Lemanis

Attested:  (1) Lemana referring to a harbour estuary at position 266 in the Ravenna Cosmography
  (2) Lemanis at position 70 in the Cosmography, ad portum Lemanis (twice) in iter 4 of the Antonine Itinerary, Lemannis twice in the Notitia Dignitatum, and Lemanio in the Peutinger Table

Where:  (2) Lemanis meant the Roman fort of the Saxon Shore at Stutfall Castle, Lympne, Kent, at TR11743423, which has been largely destroyed by a landslip on a changing coastline.  (1) Lemana referred to the Roman harbour beside which the fort sat, but the whole Romney Marsh area has changed a lot since Roman times.  Cunliffe (1980:258-259) wrote that “In the early part of the Roman period the rivers Rother, Tillingham and Brede flowed into an extensive estuary which opened to the sea through a narrow outlet just to the east of the site of the Roman fort. The marshland surrounding the estuary was protected from erosion by the sea by a shingle beach ... the fort ... commanded the outlet but was provided with a protected anchorage by an ancient sand dune projecting southwards from the cliff base immediately to the east of the fort.”.  Sea-level rise, siltation, and longshore drift altered the coastline greatly so that by the AD 700s there was a river called Limen.

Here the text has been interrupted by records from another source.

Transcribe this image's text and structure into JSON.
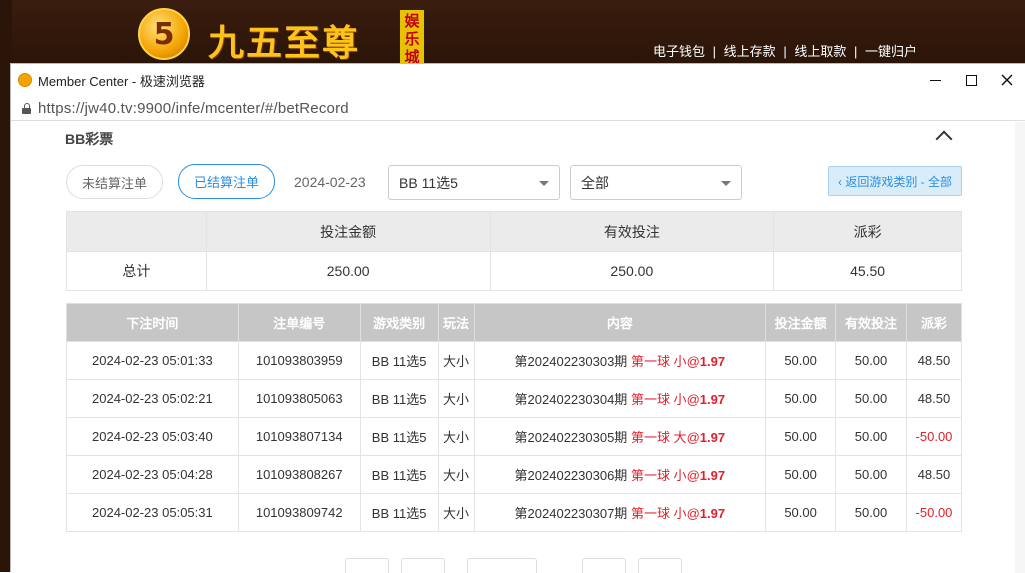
{
  "site": {
    "logo_char": "5",
    "logo_text": "九五至尊",
    "logo_tag": "娱乐城",
    "nav": [
      "电子钱包",
      "线上存款",
      "线上取款",
      "一键归户"
    ],
    "nav_sep": "|"
  },
  "window": {
    "title": "Member Center - 极速浏览器",
    "url": "https://jw40.tv:9900/infe/mcenter/#/betRecord"
  },
  "section": {
    "title": "BB彩票"
  },
  "filters": {
    "unsettled_label": "未结算注单",
    "settled_label": "已结算注单",
    "date": "2024-02-23",
    "game_select": "BB 11选5",
    "type_select": "全部",
    "back_label": "‹ 返回游戏类别 - 全部"
  },
  "summary": {
    "headers": [
      "",
      "投注金额",
      "有效投注",
      "派彩"
    ],
    "row": [
      "总计",
      "250.00",
      "250.00",
      "45.50"
    ]
  },
  "records": {
    "headers": [
      "下注时间",
      "注单编号",
      "游戏类别",
      "玩法",
      "内容",
      "投注金额",
      "有效投注",
      "派彩"
    ],
    "rows": [
      {
        "time": "2024-02-23 05:01:33",
        "id": "101093803959",
        "game": "BB 11选5",
        "play": "大小",
        "period": "第202402230303期",
        "pick": "第一球 小",
        "odds_prefix": "@",
        "odds": "1.97",
        "amount": "50.00",
        "valid": "50.00",
        "payout": "48.50"
      },
      {
        "time": "2024-02-23 05:02:21",
        "id": "101093805063",
        "game": "BB 11选5",
        "play": "大小",
        "period": "第202402230304期",
        "pick": "第一球 小",
        "odds_prefix": "@",
        "odds": "1.97",
        "amount": "50.00",
        "valid": "50.00",
        "payout": "48.50"
      },
      {
        "time": "2024-02-23 05:03:40",
        "id": "101093807134",
        "game": "BB 11选5",
        "play": "大小",
        "period": "第202402230305期",
        "pick": "第一球 大",
        "odds_prefix": "@",
        "odds": "1.97",
        "amount": "50.00",
        "valid": "50.00",
        "payout": "-50.00"
      },
      {
        "time": "2024-02-23 05:04:28",
        "id": "101093808267",
        "game": "BB 11选5",
        "play": "大小",
        "period": "第202402230306期",
        "pick": "第一球 小",
        "odds_prefix": "@",
        "odds": "1.97",
        "amount": "50.00",
        "valid": "50.00",
        "payout": "48.50"
      },
      {
        "time": "2024-02-23 05:05:31",
        "id": "101093809742",
        "game": "BB 11选5",
        "play": "大小",
        "period": "第202402230307期",
        "pick": "第一球 小",
        "odds_prefix": "@",
        "odds": "1.97",
        "amount": "50.00",
        "valid": "50.00",
        "payout": "-50.00"
      }
    ]
  },
  "colors": {
    "accent": "#2a8ee0",
    "negative": "#e0202b",
    "header_gray": "#c6c6c6"
  }
}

Name Origin:  The word liman (ultimately from Greek λιμην ‘harbour’, which diffused into various languages including Arabic, Turkish, Russian, and English) is a remarkably exact match to the fort's likely topographical situation.  There seems to be no consensus on which PIE root led to λιμην, but the top possibilities are *lei- ‘to flow, to pour’ and *lei- ‘slimy, to slip, to glide’, which led to words such as English loam and slime, or Latin limus ‘mud’.  Or else maybe Latin limen ‘threshold, entrance’ (of uncertain origin) is appropriate to a harbour entrance, especially with a bar at its mouth.  See under Λεμαννονιος for another slant on possible roots for this name.

Notes:  Nonsense Celtic elm-tree etymologies promoted by Jackson and others did not fool R&S, who wisely homed in on “water-names”.

You may copy this text freely, provided you acknowledge its source as www.romaneranames.uk, recognise that it is liable to human error, and try to offer suggestions for improvement.
Last edited 11 March 2020     To main Menu